A point mutation in the human CD45 gene associated with defective splicing of exon A

Eur J Immunol. 1995 Jul;25(7):2101-6. doi: 10.1002/eji.1830250745.


CD45 is a receptor-type protein tyrosine phosphatase involved in the regulation of lymphocyte activation. Different CD45 isoforms are generated by alternative splicing of three variable exons (A, B and C). The pattern of CD45 splicing depends upon cell type and state of activation. CD45RA isoforms (containing exon A-encoded sequences) can usually be found on a subset of resting T cells, but not on activated T cells. We have recently described a variant pattern of CD45RA expression which is characterized by continuous expression of CD45RA molecules on activated and memory T cells. Here, we demonstrate that this phenotype is associated with heterozygosity for a point mutation at nucleotide position 77 of exon A, leading to a C-->G transition. This mutation does not change the protein sequence of the CD45RA isoform. We conclude that position 77 is part of a motif necessary for splicing of exon A, which supports the hypothesis that sequences within exons have significant effects on alternative splicing. The mutation of this motif might prevent binding of a transacting splice factor. In the heterozygous state, this mutation is not associated with impaired T cell reactivity. Functional consequences of the homozygous state remain to be elucidated.

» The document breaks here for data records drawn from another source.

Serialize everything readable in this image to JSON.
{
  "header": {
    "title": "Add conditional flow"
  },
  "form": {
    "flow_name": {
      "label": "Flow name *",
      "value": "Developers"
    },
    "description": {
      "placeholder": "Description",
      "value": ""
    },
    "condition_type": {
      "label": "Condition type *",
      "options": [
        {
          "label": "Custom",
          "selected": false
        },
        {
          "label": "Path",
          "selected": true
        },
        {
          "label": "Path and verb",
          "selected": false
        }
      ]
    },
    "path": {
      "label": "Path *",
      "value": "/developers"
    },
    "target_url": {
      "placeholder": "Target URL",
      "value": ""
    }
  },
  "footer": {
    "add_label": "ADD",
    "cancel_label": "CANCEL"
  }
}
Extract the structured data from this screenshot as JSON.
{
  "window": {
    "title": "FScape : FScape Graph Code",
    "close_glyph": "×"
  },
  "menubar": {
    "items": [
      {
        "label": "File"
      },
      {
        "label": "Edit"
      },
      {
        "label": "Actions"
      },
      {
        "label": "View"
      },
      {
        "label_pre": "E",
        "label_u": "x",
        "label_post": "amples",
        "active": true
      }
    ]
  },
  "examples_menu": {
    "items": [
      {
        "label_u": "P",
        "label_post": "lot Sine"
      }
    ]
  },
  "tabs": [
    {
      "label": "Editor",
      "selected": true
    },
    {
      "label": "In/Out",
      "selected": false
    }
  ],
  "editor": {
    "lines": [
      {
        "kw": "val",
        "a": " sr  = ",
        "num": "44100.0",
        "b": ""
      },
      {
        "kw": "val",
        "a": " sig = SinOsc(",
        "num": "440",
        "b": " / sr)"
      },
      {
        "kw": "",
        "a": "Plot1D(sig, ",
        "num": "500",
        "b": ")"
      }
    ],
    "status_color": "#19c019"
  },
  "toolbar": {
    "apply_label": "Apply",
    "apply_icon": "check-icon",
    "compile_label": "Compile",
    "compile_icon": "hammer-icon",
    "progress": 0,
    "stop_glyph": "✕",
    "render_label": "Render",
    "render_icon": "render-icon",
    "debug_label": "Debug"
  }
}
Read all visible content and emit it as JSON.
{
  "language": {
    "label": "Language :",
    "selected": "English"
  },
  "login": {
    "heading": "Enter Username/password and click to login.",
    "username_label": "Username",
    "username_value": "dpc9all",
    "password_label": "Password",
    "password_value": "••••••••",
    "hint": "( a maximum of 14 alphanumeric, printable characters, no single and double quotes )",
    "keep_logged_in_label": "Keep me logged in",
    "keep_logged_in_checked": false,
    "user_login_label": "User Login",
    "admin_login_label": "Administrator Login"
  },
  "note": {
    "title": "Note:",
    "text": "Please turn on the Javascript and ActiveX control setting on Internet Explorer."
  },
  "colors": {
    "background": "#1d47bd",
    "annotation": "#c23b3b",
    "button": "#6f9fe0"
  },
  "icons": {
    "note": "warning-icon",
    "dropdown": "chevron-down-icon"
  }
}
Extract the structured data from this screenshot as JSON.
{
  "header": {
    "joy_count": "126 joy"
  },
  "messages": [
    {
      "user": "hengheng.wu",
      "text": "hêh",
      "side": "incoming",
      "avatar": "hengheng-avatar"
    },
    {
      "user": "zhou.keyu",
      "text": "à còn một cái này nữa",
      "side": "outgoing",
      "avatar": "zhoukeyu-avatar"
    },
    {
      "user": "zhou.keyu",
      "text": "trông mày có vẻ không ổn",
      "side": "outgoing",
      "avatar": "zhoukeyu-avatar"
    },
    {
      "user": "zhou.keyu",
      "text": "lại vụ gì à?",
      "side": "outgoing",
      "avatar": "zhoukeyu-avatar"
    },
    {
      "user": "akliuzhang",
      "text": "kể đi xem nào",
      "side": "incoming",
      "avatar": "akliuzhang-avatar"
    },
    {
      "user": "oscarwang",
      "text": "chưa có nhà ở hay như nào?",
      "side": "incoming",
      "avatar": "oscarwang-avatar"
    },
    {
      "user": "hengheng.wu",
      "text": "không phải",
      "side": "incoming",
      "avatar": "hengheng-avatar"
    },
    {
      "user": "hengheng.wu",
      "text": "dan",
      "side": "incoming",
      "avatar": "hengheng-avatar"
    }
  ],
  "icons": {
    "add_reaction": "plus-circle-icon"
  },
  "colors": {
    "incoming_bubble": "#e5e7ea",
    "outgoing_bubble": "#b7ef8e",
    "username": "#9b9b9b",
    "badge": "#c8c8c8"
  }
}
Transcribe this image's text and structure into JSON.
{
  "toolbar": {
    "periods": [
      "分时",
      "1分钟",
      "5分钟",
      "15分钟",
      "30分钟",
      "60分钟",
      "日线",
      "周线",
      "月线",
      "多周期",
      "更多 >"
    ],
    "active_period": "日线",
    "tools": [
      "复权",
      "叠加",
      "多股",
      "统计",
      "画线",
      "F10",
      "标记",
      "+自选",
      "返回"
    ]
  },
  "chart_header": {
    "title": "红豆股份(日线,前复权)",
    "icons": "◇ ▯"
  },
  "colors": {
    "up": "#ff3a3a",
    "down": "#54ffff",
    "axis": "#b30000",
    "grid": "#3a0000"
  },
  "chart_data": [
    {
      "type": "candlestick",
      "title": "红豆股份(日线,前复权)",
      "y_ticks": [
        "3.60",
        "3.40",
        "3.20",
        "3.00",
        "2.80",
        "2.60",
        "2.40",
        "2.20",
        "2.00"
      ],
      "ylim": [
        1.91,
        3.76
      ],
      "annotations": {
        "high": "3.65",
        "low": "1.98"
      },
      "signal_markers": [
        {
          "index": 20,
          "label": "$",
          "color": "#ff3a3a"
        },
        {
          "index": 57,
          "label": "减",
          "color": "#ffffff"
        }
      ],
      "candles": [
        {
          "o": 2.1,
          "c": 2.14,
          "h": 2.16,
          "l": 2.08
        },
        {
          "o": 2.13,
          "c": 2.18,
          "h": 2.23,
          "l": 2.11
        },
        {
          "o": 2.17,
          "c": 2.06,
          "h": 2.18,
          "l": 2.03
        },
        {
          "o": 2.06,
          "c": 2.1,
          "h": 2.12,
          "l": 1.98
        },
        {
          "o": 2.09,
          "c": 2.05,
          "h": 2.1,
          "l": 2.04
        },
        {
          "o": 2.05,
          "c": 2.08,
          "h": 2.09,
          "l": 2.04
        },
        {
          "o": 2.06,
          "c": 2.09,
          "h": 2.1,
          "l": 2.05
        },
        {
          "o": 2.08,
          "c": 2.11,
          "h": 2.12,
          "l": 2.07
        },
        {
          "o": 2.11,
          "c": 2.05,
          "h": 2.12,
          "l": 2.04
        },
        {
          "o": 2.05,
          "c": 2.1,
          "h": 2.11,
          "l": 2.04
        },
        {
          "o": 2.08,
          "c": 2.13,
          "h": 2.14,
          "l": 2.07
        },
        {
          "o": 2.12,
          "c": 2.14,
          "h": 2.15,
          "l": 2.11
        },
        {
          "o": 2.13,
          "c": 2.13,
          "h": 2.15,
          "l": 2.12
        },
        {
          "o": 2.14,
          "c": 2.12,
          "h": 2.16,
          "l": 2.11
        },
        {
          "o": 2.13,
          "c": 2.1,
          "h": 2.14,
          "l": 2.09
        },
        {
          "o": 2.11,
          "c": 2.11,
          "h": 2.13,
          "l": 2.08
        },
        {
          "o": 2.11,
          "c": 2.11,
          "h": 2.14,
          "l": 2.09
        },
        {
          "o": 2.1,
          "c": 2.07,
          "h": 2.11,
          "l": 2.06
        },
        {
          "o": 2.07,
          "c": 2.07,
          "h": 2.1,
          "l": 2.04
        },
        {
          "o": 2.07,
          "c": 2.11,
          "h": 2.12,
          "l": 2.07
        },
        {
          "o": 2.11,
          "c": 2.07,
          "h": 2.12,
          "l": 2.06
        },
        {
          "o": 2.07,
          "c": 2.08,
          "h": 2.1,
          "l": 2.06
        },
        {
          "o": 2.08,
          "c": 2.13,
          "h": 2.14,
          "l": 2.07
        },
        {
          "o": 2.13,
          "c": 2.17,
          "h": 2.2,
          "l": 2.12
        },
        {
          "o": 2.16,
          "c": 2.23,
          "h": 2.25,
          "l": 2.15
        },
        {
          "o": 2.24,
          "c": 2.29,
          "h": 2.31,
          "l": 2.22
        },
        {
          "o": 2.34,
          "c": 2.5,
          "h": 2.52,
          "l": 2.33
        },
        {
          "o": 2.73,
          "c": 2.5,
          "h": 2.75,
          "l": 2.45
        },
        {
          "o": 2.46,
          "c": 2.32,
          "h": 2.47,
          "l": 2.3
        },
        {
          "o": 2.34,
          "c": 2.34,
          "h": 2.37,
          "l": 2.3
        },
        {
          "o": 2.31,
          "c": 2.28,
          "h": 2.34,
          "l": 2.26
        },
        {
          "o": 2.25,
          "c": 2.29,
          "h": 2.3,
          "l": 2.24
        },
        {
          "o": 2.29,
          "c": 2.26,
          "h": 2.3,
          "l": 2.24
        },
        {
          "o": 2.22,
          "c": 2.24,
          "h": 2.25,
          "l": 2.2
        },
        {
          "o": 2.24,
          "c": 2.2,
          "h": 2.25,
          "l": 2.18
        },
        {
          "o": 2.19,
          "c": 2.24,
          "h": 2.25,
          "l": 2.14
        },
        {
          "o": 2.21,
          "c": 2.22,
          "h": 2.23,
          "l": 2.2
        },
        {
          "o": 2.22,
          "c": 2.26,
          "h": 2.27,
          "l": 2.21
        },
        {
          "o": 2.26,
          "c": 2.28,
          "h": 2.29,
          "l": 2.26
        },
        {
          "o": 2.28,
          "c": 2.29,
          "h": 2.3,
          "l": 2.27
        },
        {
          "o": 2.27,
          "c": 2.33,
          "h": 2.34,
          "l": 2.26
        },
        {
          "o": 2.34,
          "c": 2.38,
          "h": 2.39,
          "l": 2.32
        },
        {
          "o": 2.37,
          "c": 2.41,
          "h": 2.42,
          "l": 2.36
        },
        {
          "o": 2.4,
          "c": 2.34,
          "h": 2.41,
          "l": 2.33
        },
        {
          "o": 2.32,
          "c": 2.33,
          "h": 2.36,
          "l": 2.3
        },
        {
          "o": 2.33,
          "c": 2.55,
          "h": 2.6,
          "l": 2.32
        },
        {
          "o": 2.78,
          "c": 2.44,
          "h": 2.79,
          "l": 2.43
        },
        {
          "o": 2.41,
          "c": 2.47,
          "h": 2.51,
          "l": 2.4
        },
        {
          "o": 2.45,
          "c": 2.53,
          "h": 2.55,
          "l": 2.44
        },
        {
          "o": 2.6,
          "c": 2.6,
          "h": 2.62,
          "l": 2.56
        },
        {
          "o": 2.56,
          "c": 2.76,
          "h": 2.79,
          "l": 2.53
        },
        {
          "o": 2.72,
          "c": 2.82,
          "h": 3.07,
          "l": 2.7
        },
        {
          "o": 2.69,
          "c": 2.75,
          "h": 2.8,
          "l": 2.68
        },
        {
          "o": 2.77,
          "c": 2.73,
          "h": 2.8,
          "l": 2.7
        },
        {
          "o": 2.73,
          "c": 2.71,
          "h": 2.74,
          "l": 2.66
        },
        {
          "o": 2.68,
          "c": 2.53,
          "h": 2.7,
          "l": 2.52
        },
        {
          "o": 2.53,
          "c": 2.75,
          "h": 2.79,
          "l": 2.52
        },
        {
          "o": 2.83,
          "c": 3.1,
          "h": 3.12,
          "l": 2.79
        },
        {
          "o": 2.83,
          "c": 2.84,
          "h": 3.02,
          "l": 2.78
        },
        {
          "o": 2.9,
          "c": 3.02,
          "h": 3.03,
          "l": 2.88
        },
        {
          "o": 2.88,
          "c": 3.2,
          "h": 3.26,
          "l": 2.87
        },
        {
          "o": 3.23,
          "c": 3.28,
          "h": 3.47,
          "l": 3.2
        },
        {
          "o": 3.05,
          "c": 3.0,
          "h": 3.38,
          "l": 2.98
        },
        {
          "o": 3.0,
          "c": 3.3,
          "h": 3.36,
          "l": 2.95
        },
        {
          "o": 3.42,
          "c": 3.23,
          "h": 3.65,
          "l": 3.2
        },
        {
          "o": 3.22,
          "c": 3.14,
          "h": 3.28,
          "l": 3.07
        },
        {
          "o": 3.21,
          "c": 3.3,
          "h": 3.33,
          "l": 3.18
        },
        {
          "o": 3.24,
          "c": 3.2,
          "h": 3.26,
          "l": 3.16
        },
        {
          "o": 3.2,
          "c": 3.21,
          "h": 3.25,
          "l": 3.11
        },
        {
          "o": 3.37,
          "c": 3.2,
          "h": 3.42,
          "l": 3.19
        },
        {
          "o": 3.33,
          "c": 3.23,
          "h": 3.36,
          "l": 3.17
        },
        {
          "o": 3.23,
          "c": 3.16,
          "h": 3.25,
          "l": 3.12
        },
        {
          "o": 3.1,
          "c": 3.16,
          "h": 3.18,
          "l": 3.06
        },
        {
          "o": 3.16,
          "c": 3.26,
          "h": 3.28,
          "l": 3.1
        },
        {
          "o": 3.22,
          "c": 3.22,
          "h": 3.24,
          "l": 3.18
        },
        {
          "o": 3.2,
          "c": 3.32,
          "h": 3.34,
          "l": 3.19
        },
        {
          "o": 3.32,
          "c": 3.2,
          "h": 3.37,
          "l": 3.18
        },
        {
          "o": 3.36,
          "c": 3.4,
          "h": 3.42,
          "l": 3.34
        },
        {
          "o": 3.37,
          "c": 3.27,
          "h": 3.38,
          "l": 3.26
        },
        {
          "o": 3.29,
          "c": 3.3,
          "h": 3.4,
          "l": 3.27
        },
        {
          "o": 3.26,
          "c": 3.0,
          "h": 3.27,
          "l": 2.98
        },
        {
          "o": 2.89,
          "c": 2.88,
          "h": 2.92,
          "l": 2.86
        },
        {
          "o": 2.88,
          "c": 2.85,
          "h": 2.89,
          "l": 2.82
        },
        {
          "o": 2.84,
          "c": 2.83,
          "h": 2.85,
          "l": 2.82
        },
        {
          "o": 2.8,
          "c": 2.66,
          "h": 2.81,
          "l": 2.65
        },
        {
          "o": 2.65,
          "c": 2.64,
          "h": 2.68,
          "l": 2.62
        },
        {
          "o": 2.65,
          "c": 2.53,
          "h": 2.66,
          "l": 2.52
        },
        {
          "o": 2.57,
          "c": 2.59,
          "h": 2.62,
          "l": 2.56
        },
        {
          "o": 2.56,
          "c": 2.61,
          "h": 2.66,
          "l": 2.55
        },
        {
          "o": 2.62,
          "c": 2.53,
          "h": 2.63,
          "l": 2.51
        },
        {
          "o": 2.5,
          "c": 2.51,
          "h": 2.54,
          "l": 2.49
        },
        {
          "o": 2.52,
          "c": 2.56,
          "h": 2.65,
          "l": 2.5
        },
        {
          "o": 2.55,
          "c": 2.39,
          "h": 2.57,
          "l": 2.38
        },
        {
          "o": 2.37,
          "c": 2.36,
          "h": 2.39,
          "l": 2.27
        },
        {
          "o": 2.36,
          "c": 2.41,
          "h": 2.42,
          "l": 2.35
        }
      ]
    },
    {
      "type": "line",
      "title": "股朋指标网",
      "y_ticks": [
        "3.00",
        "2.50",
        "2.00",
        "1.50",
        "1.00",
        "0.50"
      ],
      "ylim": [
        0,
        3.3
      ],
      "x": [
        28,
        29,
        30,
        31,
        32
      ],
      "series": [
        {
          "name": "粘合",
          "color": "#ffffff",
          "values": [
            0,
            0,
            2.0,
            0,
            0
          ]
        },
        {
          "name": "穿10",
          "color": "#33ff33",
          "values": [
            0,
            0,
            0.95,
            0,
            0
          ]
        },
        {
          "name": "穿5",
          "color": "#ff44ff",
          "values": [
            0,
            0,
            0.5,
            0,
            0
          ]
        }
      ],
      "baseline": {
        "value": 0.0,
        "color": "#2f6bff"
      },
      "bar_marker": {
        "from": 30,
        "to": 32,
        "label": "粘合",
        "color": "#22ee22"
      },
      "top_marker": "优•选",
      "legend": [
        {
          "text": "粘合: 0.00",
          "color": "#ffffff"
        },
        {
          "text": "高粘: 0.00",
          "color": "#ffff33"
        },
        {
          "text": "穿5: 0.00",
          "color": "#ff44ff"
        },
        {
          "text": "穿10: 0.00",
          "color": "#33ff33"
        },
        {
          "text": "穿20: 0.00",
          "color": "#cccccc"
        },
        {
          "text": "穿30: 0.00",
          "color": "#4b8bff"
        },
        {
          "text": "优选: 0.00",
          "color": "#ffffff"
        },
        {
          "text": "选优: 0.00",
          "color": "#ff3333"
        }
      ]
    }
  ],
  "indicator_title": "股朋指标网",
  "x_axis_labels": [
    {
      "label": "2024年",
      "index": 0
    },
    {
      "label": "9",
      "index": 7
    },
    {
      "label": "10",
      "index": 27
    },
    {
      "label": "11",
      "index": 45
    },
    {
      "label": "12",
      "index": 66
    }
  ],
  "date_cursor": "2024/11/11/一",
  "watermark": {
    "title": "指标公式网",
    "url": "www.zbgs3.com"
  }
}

Publication types

  • Research Support, Non-U.S. Gov't

MeSH terms

  • Base Sequence
  • DNA Primers / chemistry
  • Exons
  • Female
  • Humans
  • Leukocyte Common Antigens / genetics*
  • Lymphocyte Activation
  • Male
  • Molecular Sequence Data
  • Pedigree
  • Point Mutation
  • RNA Splicing


  • DNA Primers
  • Leukocyte Common Antigens